446                              POLITICAL SCIENCE.

which partook of the nature of mysteries, were suspected.
The energetic action which the Roman senate took in relation
to the Bacchanalia, on their appearance at and around Rome
in A.U. 568 (B.C. 186), was dictated and justified by the immo-
ralities of night meetings where both sexes were present, but
it was of a piece with the whole system. Here, again, the
Athenians were more careless than the Romans, as the re-
peated mention of foreign rites, of secret orgies in honor of
foreign gods not publicly recognized, testify. In other parts
of Greece less visited by strangers, there may have been more
strictness in keeping out foreign rites.

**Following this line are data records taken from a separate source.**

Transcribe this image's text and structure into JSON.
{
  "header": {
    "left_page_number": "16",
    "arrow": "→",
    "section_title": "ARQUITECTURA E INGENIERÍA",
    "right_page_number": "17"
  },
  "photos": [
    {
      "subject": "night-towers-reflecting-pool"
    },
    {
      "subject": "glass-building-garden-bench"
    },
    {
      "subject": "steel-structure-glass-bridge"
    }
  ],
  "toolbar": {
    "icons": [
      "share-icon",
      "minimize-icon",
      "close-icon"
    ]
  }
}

The gods, as beings protecting the state and acknowledged
there, had their rights and could not be offended with impu-
nity. The due services must be performed towards them by
the public priests. Their temples and everything deposited
in them must be treated as sacred ; no impure thing like
magic was allowed to attend religious ceremonies ; the mys-
teries must not be profaned.* As faith in the existence and
providence of the gods was considered to be necessary both
for public morals and to secure their good will towards the
state, atheists and scoffers might be punished as doing the
state an injury, and as offending against the protecting dei-
ties. I have not found any instance where atheism or blas-
phemy was visited with penalties at Rome, at least before the
settlement of Jews and Christians there, of which we shall
speak by itself. Such things, seem to have been rare until
the Romans learned them from Greece ; and then unbelief
grew so fast in the upper classes that it was no time to keep
them down by law. But sacrilege, the disclosure of religious
secrets, and the violation of sepulchres, seem all to have been
punishable by law. The first of these crimes was regarded as
a very high one, but it is doubtful whether it did not include
the stealing of private money deposited in a temple.t At
Athens the crime of acrepeia, comprised a great variety of

* Comp. Schoem., Gr. Alt, ii., 140 and onw.
f See Rein, Criminalr. d. Rom., p. 694, note.